Required work => All the entries, exactly as they read, must be written out again.

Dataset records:
-=-=-=-=-

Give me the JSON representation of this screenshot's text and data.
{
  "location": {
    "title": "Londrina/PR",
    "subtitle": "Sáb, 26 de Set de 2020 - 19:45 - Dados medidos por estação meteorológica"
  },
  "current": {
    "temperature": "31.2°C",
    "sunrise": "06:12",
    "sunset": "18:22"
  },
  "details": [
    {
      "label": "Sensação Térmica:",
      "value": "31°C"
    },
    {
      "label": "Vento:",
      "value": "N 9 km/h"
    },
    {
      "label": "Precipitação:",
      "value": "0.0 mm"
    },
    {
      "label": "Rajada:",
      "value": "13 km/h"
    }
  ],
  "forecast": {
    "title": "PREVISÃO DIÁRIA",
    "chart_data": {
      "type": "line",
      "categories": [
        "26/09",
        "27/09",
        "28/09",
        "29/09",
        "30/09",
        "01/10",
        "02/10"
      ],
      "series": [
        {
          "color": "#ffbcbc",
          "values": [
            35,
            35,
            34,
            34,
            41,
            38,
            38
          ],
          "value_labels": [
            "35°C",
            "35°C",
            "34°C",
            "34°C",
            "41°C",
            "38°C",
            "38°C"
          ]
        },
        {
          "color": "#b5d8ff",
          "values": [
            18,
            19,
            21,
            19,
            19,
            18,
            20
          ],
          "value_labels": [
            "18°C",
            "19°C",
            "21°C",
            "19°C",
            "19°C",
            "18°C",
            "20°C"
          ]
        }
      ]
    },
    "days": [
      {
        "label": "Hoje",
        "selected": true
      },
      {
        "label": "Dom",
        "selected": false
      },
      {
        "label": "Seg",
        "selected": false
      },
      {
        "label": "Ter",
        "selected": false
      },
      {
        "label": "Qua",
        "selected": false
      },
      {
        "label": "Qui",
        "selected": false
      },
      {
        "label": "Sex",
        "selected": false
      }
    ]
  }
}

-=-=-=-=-

Output =>
Give me the JSON representation of this screenshot's text and data.
{
  "location": {
    "title": "Londrina/PR",
    "subtitle": "Sáb, 26 de Set de 2020 - 19:45 - Dados medidos por estação meteorológica"
  },
  "current": {
    "temperature": "31.2°C",
    "sunrise": "06:12",
    "sunset": "18:22"
  },
  "details": [
    {
      "label": "Sensação Térmica:",
      "value": "31°C"
    },
    {
      "label": "Vento:",
      "value": "N 9 km/h"
    },
    {
      "label": "Precipitação:",
      "value": "0.0 mm"
    },
    {
      "label": "Rajada:",
      "value": "13 km/h"
    }
  ],
  "forecast": {
    "title": "PREVISÃO DIÁRIA",
    "chart_data": {
      "type": "line",
      "categories": [
        "26/09",
        "27/09",
        "28/09",
        "29/09",
        "30/09",
        "01/10",
        "02/10"
      ],
      "series": [
        {
          "color": "#ffbcbc",
          "values": [
            35,
            35,
            34,
            34,
            41,
            38,
            38
          ],
          "value_labels": [
            "35°C",
            "35°C",
            "34°C",
            "34°C",
            "41°C",
            "38°C",
            "38°C"
          ]
        },
        {
          "color": "#b5d8ff",
          "values": [
            18,
            19,
            21,
            19,
            19,
            18,
            20
          ],
          "value_labels": [
            "18°C",
            "19°C",
            "21°C",
            "19°C",
            "19°C",
            "18°C",
            "20°C"
          ]
        }
      ]
    },
    "days": [
      {
        "label": "Hoje",
        "selected": true
      },
      {
        "label": "Dom",
        "selected": false
      },
      {
        "label": "Seg",
        "selected": false
      },
      {
        "label": "Ter",
        "selected": false
      },
      {
        "label": "Qua",
        "selected": false
      },
      {
        "label": "Qui",
        "selected": false
      },
      {
        "label": "Sex",
        "selected": false
      }
    ]
  }
}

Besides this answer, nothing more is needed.